_The data_.
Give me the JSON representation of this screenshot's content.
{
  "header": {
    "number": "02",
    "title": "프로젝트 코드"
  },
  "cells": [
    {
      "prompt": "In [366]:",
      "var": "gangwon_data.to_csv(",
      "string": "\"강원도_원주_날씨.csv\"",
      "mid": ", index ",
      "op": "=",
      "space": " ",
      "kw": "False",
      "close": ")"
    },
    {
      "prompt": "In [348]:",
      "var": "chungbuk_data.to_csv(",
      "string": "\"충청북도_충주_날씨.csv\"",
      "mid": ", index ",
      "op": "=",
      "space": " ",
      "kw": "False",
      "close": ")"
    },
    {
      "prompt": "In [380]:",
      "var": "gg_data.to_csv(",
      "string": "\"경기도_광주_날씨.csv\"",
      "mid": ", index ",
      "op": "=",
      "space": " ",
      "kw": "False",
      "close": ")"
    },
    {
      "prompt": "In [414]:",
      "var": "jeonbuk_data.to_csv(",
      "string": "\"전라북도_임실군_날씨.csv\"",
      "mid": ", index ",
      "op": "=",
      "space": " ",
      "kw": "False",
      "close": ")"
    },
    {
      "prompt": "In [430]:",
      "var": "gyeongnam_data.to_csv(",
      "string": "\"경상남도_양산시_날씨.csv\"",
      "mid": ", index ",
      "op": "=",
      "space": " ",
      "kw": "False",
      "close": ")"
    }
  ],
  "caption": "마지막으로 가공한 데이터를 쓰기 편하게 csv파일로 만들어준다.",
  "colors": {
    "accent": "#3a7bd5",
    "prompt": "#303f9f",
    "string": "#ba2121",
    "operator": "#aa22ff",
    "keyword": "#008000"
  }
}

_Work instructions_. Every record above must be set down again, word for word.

_Solution to this task_.
Give me the JSON representation of this screenshot's content.
{
  "header": {
    "number": "02",
    "title": "프로젝트 코드"
  },
  "cells": [
    {
      "prompt": "In [366]:",
      "var": "gangwon_data.to_csv(",
      "string": "\"강원도_원주_날씨.csv\"",
      "mid": ", index ",
      "op": "=",
      "space": " ",
      "kw": "False",
      "close": ")"
    },
    {
      "prompt": "In [348]:",
      "var": "chungbuk_data.to_csv(",
      "string": "\"충청북도_충주_날씨.csv\"",
      "mid": ", index ",
      "op": "=",
      "space": " ",
      "kw": "False",
      "close": ")"
    },
    {
      "prompt": "In [380]:",
      "var": "gg_data.to_csv(",
      "string": "\"경기도_광주_날씨.csv\"",
      "mid": ", index ",
      "op": "=",
      "space": " ",
      "kw": "False",
      "close": ")"
    },
    {
      "prompt": "In [414]:",
      "var": "jeonbuk_data.to_csv(",
      "string": "\"전라북도_임실군_날씨.csv\"",
      "mid": ", index ",
      "op": "=",
      "space": " ",
      "kw": "False",
      "close": ")"
    },
    {
      "prompt": "In [430]:",
      "var": "gyeongnam_data.to_csv(",
      "string": "\"경상남도_양산시_날씨.csv\"",
      "mid": ", index ",
      "op": "=",
      "space": " ",
      "kw": "False",
      "close": ")"
    }
  ],
  "caption": "마지막으로 가공한 데이터를 쓰기 편하게 csv파일로 만들어준다.",
  "colors": {
    "accent": "#3a7bd5",
    "prompt": "#303f9f",
    "string": "#ba2121",
    "operator": "#aa22ff",
    "keyword": "#008000"
  }
}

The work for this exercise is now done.